“I invent stories, confront one with another, and by this means I ask questions. The stupidity of people comes from having an answer for everything. The wisdom of the novel comes from having a question for eveything.”
– Milan Kundera, From the Afterward, “A Talk with the Author”
EXCERPT From The Book of Laughter and Forgetting, Milan Kundera:
“When Thomas Mann was very young, he wrote a naïve, intriguing story about death. In the story death is beautiful, as it is beautiful to those who dream of it very young, when it is still surreal and enchanting, like the bluish voice of far-off places.
A young man, mortally ill, gets off a train at an unknown station. He walks into the town without knowing its name and takes rooms in the house of an old woman whose forehead is covered with eczema. No, I do not wish to go into what took place in the rented rooms. I only wish to recall a single minor occurrence: walking around the front room, the ill young man had the feeling that “in between the sounds made by his footsteps he heard another sound in the rooms on either side – a soft, clear, metallic tone – but perhaps it was only an illusion. Like a golden ring falling into a silver basin, he thought…”
That minor acoustic event is never developed or explained in the story. From the standpoint of the action above it could have been omitted without any loss. The sound simply happened; all by itself; just like that. The reason I think Thomas Mann sounded that “soft, clear, metallic tone” was to create silence, the silence he needed to make the beauty audible (because the death he was speaking of was beauty-death), and if beauty is to be perceptible, it needs a certain minimal degree of silence (a perfect criterion of which happens to be the sound of a golden ring falling into a silver basin).

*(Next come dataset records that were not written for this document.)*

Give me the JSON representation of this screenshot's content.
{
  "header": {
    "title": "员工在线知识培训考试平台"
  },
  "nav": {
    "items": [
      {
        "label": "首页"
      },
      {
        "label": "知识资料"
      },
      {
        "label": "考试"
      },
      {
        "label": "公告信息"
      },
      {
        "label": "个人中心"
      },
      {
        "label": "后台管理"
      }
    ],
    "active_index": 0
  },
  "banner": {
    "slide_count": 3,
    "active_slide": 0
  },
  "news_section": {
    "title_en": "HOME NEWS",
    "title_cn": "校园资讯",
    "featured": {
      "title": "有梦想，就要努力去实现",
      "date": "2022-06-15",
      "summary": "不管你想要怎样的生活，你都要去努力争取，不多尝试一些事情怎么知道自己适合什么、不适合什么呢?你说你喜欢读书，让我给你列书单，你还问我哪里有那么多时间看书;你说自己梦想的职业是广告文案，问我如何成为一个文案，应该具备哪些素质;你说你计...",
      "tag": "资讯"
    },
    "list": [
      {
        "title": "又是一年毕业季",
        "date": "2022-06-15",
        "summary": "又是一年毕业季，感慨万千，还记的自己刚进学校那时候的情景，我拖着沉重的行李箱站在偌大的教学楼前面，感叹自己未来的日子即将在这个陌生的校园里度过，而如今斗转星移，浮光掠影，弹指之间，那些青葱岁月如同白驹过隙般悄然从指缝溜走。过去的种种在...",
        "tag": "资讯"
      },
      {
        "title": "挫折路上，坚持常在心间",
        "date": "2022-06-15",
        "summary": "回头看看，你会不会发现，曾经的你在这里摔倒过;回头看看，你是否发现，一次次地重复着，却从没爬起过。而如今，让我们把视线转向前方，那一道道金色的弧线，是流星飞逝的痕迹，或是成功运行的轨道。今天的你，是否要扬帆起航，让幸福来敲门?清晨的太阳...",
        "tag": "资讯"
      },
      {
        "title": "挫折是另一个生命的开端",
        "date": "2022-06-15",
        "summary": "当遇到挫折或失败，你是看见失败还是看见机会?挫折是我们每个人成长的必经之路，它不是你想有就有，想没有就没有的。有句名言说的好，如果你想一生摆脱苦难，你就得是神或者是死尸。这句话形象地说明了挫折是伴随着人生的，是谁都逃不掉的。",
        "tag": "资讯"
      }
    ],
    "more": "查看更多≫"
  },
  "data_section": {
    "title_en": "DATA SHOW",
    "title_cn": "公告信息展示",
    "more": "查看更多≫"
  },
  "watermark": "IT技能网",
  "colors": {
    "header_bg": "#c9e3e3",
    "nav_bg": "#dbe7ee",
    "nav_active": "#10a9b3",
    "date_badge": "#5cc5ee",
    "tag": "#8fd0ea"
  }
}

(Yes, I know. You haven’t the slightest idea what I’m talking about. Beauty has long since disappeared. It has slipped beneath the surface of the noise – the noise of words, the noise of cars, the noise of music, the noise of signs – we live in it constantly. It has sunk as deep as Atlantis. The only thing left is the word, whose meaning loses clarity from year to year.)
She is standing across from 6 long necks with tiny heads and flat beaks that open and close noiselessly. She does not understand them. She does not know whether they are threatening, warning, appealing, or begging. And because she does not know, she feels immense anxiety. She is afraid something will happen to the golden ring (that tuning fork of silence), and she keeps it tightly closed away in her mouth.
Tamina will never know what they came to tell her. But I do. They did not come to warn or scold or threaten her. They are not at all concerned with her. They came, each one of them, to tell her about themselves. About how they ate, how they slept, how they ran up the fence, and what they saw on the other side. About how they had spent their important childhood in the important village of Rourou. About how they saw a woman in a knitted shawl over her head. About how they swam, fell ill, and then recovered. About how they had been young, ridden bicycles, and eaten a sack of grass that day. There they are, standing face to face with Tamina, telling her their stories, all at the same time, belligerently, pressingly, aggressively, because there is nothing more important than what they want to tell her.”
From The Book of Laughter and Forgetting, Milan Kundera